[Recorded data]
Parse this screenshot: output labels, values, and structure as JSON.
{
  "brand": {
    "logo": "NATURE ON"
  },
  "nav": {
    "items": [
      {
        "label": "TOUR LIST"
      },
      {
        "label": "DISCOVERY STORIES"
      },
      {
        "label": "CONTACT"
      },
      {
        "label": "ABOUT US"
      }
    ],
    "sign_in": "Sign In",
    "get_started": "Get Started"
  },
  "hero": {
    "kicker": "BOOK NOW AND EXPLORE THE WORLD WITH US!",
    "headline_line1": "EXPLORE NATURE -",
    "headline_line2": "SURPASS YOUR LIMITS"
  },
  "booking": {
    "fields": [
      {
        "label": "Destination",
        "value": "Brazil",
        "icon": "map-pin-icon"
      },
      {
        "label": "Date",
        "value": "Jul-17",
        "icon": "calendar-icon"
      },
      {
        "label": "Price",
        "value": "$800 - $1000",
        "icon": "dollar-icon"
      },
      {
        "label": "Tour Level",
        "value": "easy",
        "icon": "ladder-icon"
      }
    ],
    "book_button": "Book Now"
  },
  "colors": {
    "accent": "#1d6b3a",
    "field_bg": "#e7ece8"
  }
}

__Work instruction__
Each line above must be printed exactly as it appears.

__Solution to this problem__
Parse this screenshot: output labels, values, and structure as JSON.
{
  "brand": {
    "logo": "NATURE ON"
  },
  "nav": {
    "items": [
      {
        "label": "TOUR LIST"
      },
      {
        "label": "DISCOVERY STORIES"
      },
      {
        "label": "CONTACT"
      },
      {
        "label": "ABOUT US"
      }
    ],
    "sign_in": "Sign In",
    "get_started": "Get Started"
  },
  "hero": {
    "kicker": "BOOK NOW AND EXPLORE THE WORLD WITH US!",
    "headline_line1": "EXPLORE NATURE -",
    "headline_line2": "SURPASS YOUR LIMITS"
  },
  "booking": {
    "fields": [
      {
        "label": "Destination",
        "value": "Brazil",
        "icon": "map-pin-icon"
      },
      {
        "label": "Date",
        "value": "Jul-17",
        "icon": "calendar-icon"
      },
      {
        "label": "Price",
        "value": "$800 - $1000",
        "icon": "dollar-icon"
      },
      {
        "label": "Tour Level",
        "value": "easy",
        "icon": "ladder-icon"
      }
    ],
    "book_button": "Book Now"
  },
  "colors": {
    "accent": "#1d6b3a",
    "field_bg": "#e7ece8"
  }
}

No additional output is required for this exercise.